Supplied data »
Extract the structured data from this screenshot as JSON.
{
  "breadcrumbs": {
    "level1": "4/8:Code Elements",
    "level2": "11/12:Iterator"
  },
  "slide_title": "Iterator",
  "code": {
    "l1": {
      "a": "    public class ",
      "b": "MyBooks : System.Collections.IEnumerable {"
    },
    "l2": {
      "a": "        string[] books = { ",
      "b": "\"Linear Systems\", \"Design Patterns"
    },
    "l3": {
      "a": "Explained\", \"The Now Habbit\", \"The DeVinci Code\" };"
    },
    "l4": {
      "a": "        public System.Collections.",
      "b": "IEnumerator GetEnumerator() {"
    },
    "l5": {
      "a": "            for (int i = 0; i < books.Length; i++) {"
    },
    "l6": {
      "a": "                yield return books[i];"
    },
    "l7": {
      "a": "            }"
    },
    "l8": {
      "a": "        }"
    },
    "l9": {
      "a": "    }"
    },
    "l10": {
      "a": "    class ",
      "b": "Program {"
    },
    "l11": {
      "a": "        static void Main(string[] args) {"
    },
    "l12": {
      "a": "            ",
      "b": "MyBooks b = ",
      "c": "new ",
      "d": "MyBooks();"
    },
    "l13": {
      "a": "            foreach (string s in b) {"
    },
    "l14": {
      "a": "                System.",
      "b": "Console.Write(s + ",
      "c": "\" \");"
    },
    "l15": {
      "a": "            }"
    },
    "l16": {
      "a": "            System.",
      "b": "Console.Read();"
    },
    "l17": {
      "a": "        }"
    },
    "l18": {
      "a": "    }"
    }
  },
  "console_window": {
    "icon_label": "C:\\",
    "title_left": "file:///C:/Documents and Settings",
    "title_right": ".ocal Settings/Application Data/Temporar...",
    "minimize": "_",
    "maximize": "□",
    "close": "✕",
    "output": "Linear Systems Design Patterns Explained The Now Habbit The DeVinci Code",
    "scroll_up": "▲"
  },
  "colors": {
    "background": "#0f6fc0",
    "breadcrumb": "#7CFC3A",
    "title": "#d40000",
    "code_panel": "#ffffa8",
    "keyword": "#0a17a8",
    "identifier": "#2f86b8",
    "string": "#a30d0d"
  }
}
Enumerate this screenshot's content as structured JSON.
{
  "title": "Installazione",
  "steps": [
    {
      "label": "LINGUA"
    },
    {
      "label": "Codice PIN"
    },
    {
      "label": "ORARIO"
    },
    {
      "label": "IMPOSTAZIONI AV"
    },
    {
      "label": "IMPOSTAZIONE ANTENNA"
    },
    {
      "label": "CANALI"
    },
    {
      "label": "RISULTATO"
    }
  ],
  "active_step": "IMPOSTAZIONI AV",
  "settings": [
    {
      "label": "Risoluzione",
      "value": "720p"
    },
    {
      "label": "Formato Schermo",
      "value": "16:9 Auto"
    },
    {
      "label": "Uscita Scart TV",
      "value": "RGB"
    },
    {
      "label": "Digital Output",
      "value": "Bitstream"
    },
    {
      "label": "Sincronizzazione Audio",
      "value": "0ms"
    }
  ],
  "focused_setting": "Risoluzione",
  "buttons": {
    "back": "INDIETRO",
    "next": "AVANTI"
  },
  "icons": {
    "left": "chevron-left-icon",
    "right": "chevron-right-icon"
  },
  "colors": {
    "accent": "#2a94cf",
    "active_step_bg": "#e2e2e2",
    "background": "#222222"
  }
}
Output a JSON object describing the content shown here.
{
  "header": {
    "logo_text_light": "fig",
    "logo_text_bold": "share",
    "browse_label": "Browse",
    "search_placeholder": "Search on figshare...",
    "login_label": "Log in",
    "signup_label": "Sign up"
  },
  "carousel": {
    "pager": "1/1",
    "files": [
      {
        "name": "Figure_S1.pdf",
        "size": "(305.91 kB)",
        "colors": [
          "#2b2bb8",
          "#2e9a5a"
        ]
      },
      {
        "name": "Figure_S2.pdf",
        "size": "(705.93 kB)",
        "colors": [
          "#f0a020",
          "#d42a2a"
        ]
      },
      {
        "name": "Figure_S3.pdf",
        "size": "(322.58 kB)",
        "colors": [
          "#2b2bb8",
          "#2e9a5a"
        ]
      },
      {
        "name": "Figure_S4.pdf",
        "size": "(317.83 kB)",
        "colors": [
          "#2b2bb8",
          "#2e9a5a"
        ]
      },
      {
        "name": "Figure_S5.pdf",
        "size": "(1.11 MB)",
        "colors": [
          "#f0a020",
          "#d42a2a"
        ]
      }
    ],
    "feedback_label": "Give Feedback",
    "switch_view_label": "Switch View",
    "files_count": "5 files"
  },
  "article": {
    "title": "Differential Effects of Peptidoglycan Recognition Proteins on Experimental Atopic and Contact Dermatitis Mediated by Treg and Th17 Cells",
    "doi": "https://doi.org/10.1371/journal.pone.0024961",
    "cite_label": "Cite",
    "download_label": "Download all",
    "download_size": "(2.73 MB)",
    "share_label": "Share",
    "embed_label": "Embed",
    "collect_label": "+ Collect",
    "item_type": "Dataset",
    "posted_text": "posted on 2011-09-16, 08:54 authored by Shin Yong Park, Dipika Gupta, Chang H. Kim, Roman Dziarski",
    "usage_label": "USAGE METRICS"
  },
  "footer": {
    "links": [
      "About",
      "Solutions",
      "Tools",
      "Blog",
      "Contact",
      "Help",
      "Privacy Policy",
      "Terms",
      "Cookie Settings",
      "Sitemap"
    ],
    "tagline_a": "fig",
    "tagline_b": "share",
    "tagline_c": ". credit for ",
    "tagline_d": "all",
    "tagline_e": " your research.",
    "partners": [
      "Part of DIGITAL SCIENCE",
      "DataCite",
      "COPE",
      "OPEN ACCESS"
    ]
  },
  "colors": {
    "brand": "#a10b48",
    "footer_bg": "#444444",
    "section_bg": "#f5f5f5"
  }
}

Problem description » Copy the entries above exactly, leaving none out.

Task output »
Extract the structured data from this screenshot as JSON.
{
  "breadcrumbs": {
    "level1": "4/8:Code Elements",
    "level2": "11/12:Iterator"
  },
  "slide_title": "Iterator",
  "code": {
    "l1": {
      "a": "    public class ",
      "b": "MyBooks : System.Collections.IEnumerable {"
    },
    "l2": {
      "a": "        string[] books = { ",
      "b": "\"Linear Systems\", \"Design Patterns"
    },
    "l3": {
      "a": "Explained\", \"The Now Habbit\", \"The DeVinci Code\" };"
    },
    "l4": {
      "a": "        public System.Collections.",
      "b": "IEnumerator GetEnumerator() {"
    },
    "l5": {
      "a": "            for (int i = 0; i < books.Length; i++) {"
    },
    "l6": {
      "a": "                yield return books[i];"
    },
    "l7": {
      "a": "            }"
    },
    "l8": {
      "a": "        }"
    },
    "l9": {
      "a": "    }"
    },
    "l10": {
      "a": "    class ",
      "b": "Program {"
    },
    "l11": {
      "a": "        static void Main(string[] args) {"
    },
    "l12": {
      "a": "            ",
      "b": "MyBooks b = ",
      "c": "new ",
      "d": "MyBooks();"
    },
    "l13": {
      "a": "            foreach (string s in b) {"
    },
    "l14": {
      "a": "                System.",
      "b": "Console.Write(s + ",
      "c": "\" \");"
    },
    "l15": {
      "a": "            }"
    },
    "l16": {
      "a": "            System.",
      "b": "Console.Read();"
    },
    "l17": {
      "a": "        }"
    },
    "l18": {
      "a": "    }"
    }
  },
  "console_window": {
    "icon_label": "C:\\",
    "title_left": "file:///C:/Documents and Settings",
    "title_right": ".ocal Settings/Application Data/Temporar...",
    "minimize": "_",
    "maximize": "□",
    "close": "✕",
    "output": "Linear Systems Design Patterns Explained The Now Habbit The DeVinci Code",
    "scroll_up": "▲"
  },
  "colors": {
    "background": "#0f6fc0",
    "breadcrumb": "#7CFC3A",
    "title": "#d40000",
    "code_panel": "#ffffa8",
    "keyword": "#0a17a8",
    "identifier": "#2f86b8",
    "string": "#a30d0d"
  }
}
Enumerate this screenshot's content as structured JSON.
{
  "title": "Installazione",
  "steps": [
    {
      "label": "LINGUA"
    },
    {
      "label": "Codice PIN"
    },
    {
      "label": "ORARIO"
    },
    {
      "label": "IMPOSTAZIONI AV"
    },
    {
      "label": "IMPOSTAZIONE ANTENNA"
    },
    {
      "label": "CANALI"
    },
    {
      "label": "RISULTATO"
    }
  ],
  "active_step": "IMPOSTAZIONI AV",
  "settings": [
    {
      "label": "Risoluzione",
      "value": "720p"
    },
    {
      "label": "Formato Schermo",
      "value": "16:9 Auto"
    },
    {
      "label": "Uscita Scart TV",
      "value": "RGB"
    },
    {
      "label": "Digital Output",
      "value": "Bitstream"
    },
    {
      "label": "Sincronizzazione Audio",
      "value": "0ms"
    }
  ],
  "focused_setting": "Risoluzione",
  "buttons": {
    "back": "INDIETRO",
    "next": "AVANTI"
  },
  "icons": {
    "left": "chevron-left-icon",
    "right": "chevron-right-icon"
  },
  "colors": {
    "accent": "#2a94cf",
    "active_step_bg": "#e2e2e2",
    "background": "#222222"
  }
}
Output a JSON object describing the content shown here.
{
  "header": {
    "logo_text_light": "fig",
    "logo_text_bold": "share",
    "browse_label": "Browse",
    "search_placeholder": "Search on figshare...",
    "login_label": "Log in",
    "signup_label": "Sign up"
  },
  "carousel": {
    "pager": "1/1",
    "files": [
      {
        "name": "Figure_S1.pdf",
        "size": "(305.91 kB)",
        "colors": [
          "#2b2bb8",
          "#2e9a5a"
        ]
      },
      {
        "name": "Figure_S2.pdf",
        "size": "(705.93 kB)",
        "colors": [
          "#f0a020",
          "#d42a2a"
        ]
      },
      {
        "name": "Figure_S3.pdf",
        "size": "(322.58 kB)",
        "colors": [
          "#2b2bb8",
          "#2e9a5a"
        ]
      },
      {
        "name": "Figure_S4.pdf",
        "size": "(317.83 kB)",
        "colors": [
          "#2b2bb8",
          "#2e9a5a"
        ]
      },
      {
        "name": "Figure_S5.pdf",
        "size": "(1.11 MB)",
        "colors": [
          "#f0a020",
          "#d42a2a"
        ]
      }
    ],
    "feedback_label": "Give Feedback",
    "switch_view_label": "Switch View",
    "files_count": "5 files"
  },
  "article": {
    "title": "Differential Effects of Peptidoglycan Recognition Proteins on Experimental Atopic and Contact Dermatitis Mediated by Treg and Th17 Cells",
    "doi": "https://doi.org/10.1371/journal.pone.0024961",
    "cite_label": "Cite",
    "download_label": "Download all",
    "download_size": "(2.73 MB)",
    "share_label": "Share",
    "embed_label": "Embed",
    "collect_label": "+ Collect",
    "item_type": "Dataset",
    "posted_text": "posted on 2011-09-16, 08:54 authored by Shin Yong Park, Dipika Gupta, Chang H. Kim, Roman Dziarski",
    "usage_label": "USAGE METRICS"
  },
  "footer": {
    "links": [
      "About",
      "Solutions",
      "Tools",
      "Blog",
      "Contact",
      "Help",
      "Privacy Policy",
      "Terms",
      "Cookie Settings",
      "Sitemap"
    ],
    "tagline_a": "fig",
    "tagline_b": "share",
    "tagline_c": ". credit for ",
    "tagline_d": "all",
    "tagline_e": " your research.",
    "partners": [
      "Part of DIGITAL SCIENCE",
      "DataCite",
      "COPE",
      "OPEN ACCESS"
    ]
  },
  "colors": {
    "brand": "#a10b48",
    "footer_bg": "#444444",
    "section_bg": "#f5f5f5"
  }
}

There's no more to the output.